Today’s Medicaid environment is drastically different from that 5, 10 or 20 years ago. Medicaid enrollment has grown to monumental heights with recent CMS numbers (April 2015) at over 70 million. As enrollment rises, concerns about efficient management of care access, cost, quality, and effectiveness have become even more prominent.
The rise in enrollment brings with it a mountain of data, not just from Medicaid systems but other areas such as social services. With over 70% of Medicaid members participating in some type of managed care plan, many States are relying on their Managed Care Organizations (MCO’s) for the bulk of their encounter data, MMIS vendors for Fee for Service data (and some encounter data) and other government agencies for social service data. This data could include education, child and family services, housing and other forms of public assistance.
This creates serious data management/analytic challenges. As states look to support a healthier Medicaid population, enterprise analytics will play a key role in holistically analyzing data from all sources. Near real-time predictive and data visualization can deliver the right insight at the right time to support a truly integrated, team-based approach to service delivery.
I’ll address this topic Wednesday, Aug. 19 at the Medicaid Enterprise Systems Conference, on a panel titled “Enhancing the Integrated Care Paradigm Through Applied Data Visualization and Analytics.”

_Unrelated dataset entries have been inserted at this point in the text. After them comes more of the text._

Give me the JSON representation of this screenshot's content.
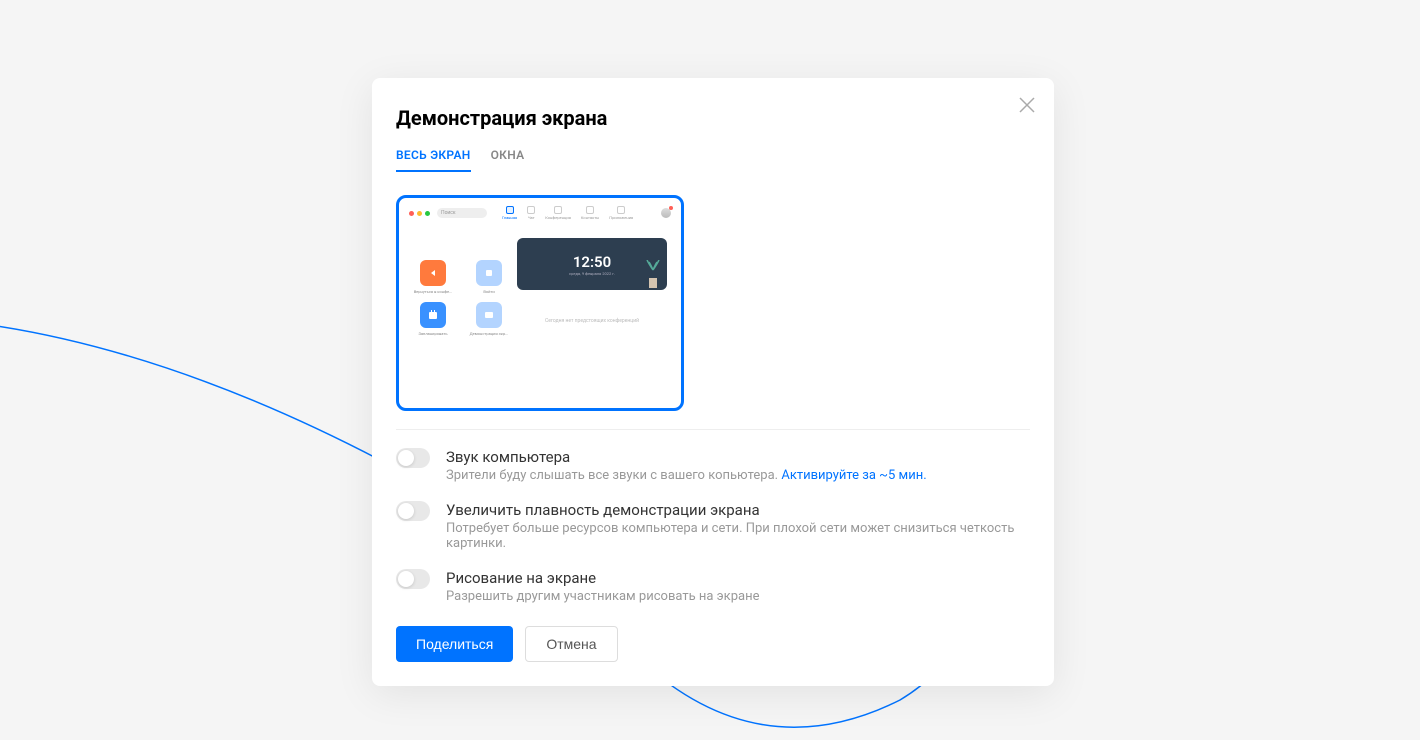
{
  "modal": {
    "title": "Демонстрация экрана",
    "tabs": {
      "fullscreen": "ВЕСЬ ЭКРАН",
      "windows": "ОКНА"
    },
    "preview": {
      "search_placeholder": "Поиск",
      "nav": {
        "home": "Главная",
        "chat": "Чат",
        "conference": "Конференция",
        "contacts": "Контакты",
        "recordings": "Приложения"
      },
      "tiles": {
        "return": "Вернуться в конфе...",
        "login": "Войти",
        "schedule": "Запланировать",
        "demo": "Демонстрация экр..."
      },
      "clock_time": "12:50",
      "clock_date": "среда, 9 февраля 2022 г.",
      "empty_msg": "Сегодня нет предстоящих конференций"
    },
    "options": {
      "sound": {
        "title": "Звук компьютера",
        "desc": "Зрители буду слышать все звуки с вашего копьютера. ",
        "link": "Активируйте за ~5 мин."
      },
      "smooth": {
        "title": "Увеличить плавность демонстрации экрана",
        "desc": "Потребует больше ресурсов компьютера и сети. При плохой сети может снизиться четкость картинки."
      },
      "draw": {
        "title": "Рисование на экране",
        "desc": "Разрешить другим участникам рисовать на экране"
      }
    },
    "actions": {
      "share": "Поделиться",
      "cancel": "Отмена"
    }
  }
}
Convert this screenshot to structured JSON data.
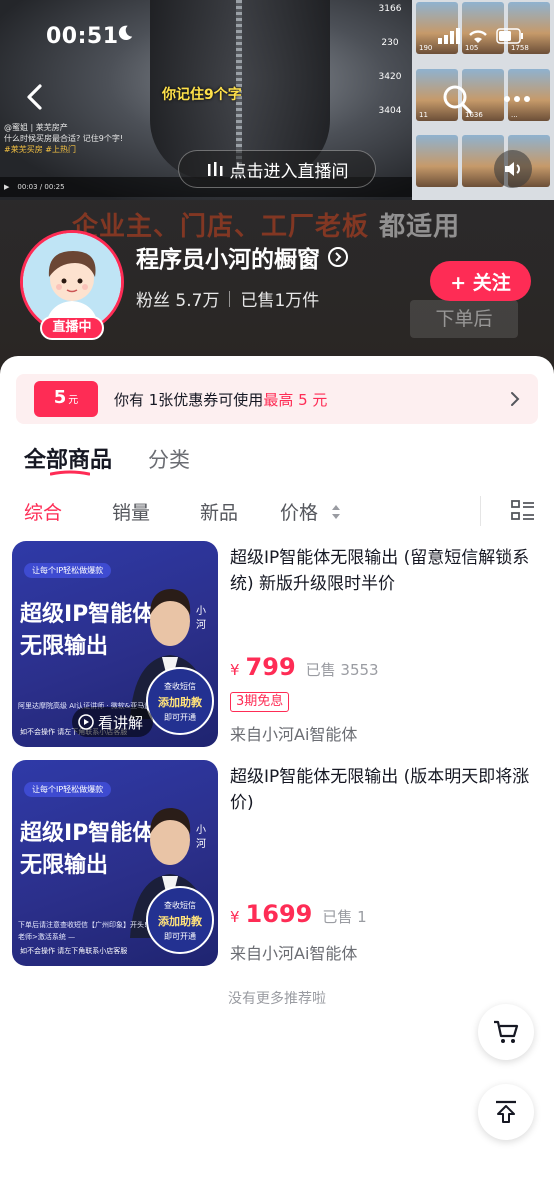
{
  "status_bar": {
    "time": "00:51"
  },
  "video": {
    "caption": "你记住9个字",
    "meta_lines": [
      "@蜜姐 | 莱芜房产",
      "什么时候买房最合适? 记住9个字!",
      "#莱芜买房 #上热门"
    ],
    "stats": [
      "3166",
      "230",
      "3420",
      "3404"
    ],
    "thumb_counts": [
      "190",
      "105",
      "1758",
      "11",
      "1636",
      "..."
    ],
    "live_entry_label": "点击进入直播间"
  },
  "banner": {
    "red_text": "企业主、门店、工厂老板",
    "white_text": "都适用",
    "ghost_button": "下单后"
  },
  "shop": {
    "name": "程序员小河的橱窗",
    "live_badge": "直播中",
    "fans": "粉丝 5.7万",
    "sold": "已售1万件",
    "follow_label": "+ 关注"
  },
  "coupon": {
    "amount": "5",
    "unit": "元",
    "text_prefix": "你有 1张优惠券可使用",
    "text_highlight": "最高 5 元"
  },
  "tabs": {
    "all": "全部商品",
    "category": "分类"
  },
  "sort": {
    "items": [
      "综合",
      "销量",
      "新品",
      "价格"
    ]
  },
  "products": [
    {
      "title": "超级IP智能体无限输出 (留意短信解锁系统) 新版升级限时半价",
      "price_symbol": "¥",
      "price": "799",
      "sold": "已售 3553",
      "tag": "3期免息",
      "from": "来自小河Ai智能体",
      "image": {
        "pill": "让每个IP轻松做爆款",
        "headline_1": "超级IP智能体",
        "headline_2": "无限输出",
        "name_vertical": "小河",
        "badge_1": "查收短信",
        "badge_2": "添加助教",
        "badge_3": "即可开通",
        "strip": "阿里达摩院高级 AI认证讲师 · 微软&亚马逊商业 AI认证讲师",
        "note": "如不会操作 请左下角联系小店客服",
        "watch": "看讲解"
      }
    },
    {
      "title": "超级IP智能体无限输出 (版本明天即将涨价)",
      "price_symbol": "¥",
      "price": "1699",
      "sold": "已售 1",
      "from": "来自小河Ai智能体",
      "image": {
        "pill": "让每个IP轻松做爆款",
        "headline_1": "超级IP智能体",
        "headline_2": "无限输出",
        "name_vertical": "小河",
        "badge_1": "查收短信",
        "badge_2": "添加助教",
        "badge_3": "即可开通",
        "strip": "下单后请注意查收短信【广州印象】开头! — 点击添加<助教老师>激活系统 —",
        "note": "如不会操作 请左下角联系小店客服"
      }
    }
  ],
  "footer": {
    "no_more": "没有更多推荐啦"
  },
  "colors": {
    "accent": "#fe2c55",
    "sheet": "#ffffff",
    "coupon_bg": "#fdeff0",
    "product_bg": "#2b2f8a"
  },
  "icons": [
    "back-icon",
    "search-icon",
    "more-icon",
    "sound-icon",
    "chevron-right-icon",
    "sort-caret-icon",
    "layout-icon",
    "cart-icon",
    "back-to-top-icon"
  ]
}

Data and analytic challenges are nothing new to Medicaid organizations, and the benefit of time has led to advancements which significantly enhance Medicaid management capabilities across the Medicaid/Social service eco-system, and support integrated care efforts. CMS, for example, continues to push more integrated approaches to the delivery of behavioral, physical and social services through the MITA framework, Innovation lab, State Innovation Models and other mechanisms.
In addition, CMS recently released proposed rules for states to take an enhanced oversight role with managed care, including: analyzing/optimizing MCO effectiveness, strategies for quality improvement, program integrity efforts and participation in multi-payer/provider arrangements.
Further, many states have also made strides with their own Medicaid management program initiatives. There now exists an essential need to integrate the delivery of behavioral, physical and social services and associated data. Enterprise analytics and data visualization will be key to better understanding this data and the complex inter-dependencies of behavioral and physical health and social services.
Potential areas of benefit include:
- Providing a longitudinal view of data across behavioral/physical/social services at population/member levels
- Analyzing and projecting cost and quality of care to better understand the impactful relationship between healthcare and social service data. E.g. how can total cost of healthcare be mitigated in near and long term by making program changes to other social services a member may be receiving?
- Strengthening reimbursement models, with a focus on paying for outcomes, and incorporating non-healthcare services in the models
- Implementing integrated care models across all physical, behavioral and social service points
- Adding analytics into reporting environment to streamline analytic initiatives
- Providing real-time visual analysis of financial/medical/social outcomes on massive data sets
- Providing a common analytic platform for a variety of users that has the flexibility to be used in Medicaid, social services and more
Many traditional Medicaid systems are severely challenged to provide the capabilities described above, in an expeditious (near real-time) manner. They are often stuck in a reactive analytics state, focused on what has happened instead of moving towards a more prescriptive view. As states are required to meet the complex demands of their Medicaid members, it is vital they continue to innovate and modernize across the Medicaid eco-system and continue to work towards a prescriptive environment.
The majority of modernization initiatives supported by CMS and states themselves must have the ability to analyze data across not just Medicaid but the convergence of Medicaid, social services and more. An enterprise analytic environment that provides a 360 degree view of a member, and uses predictive analytics is essential to this ability. The results are enhanced quality of care, reduced costs, better access and effectiveness and a more collaborative approach for delivery of Medicaid and non-Medicaid services.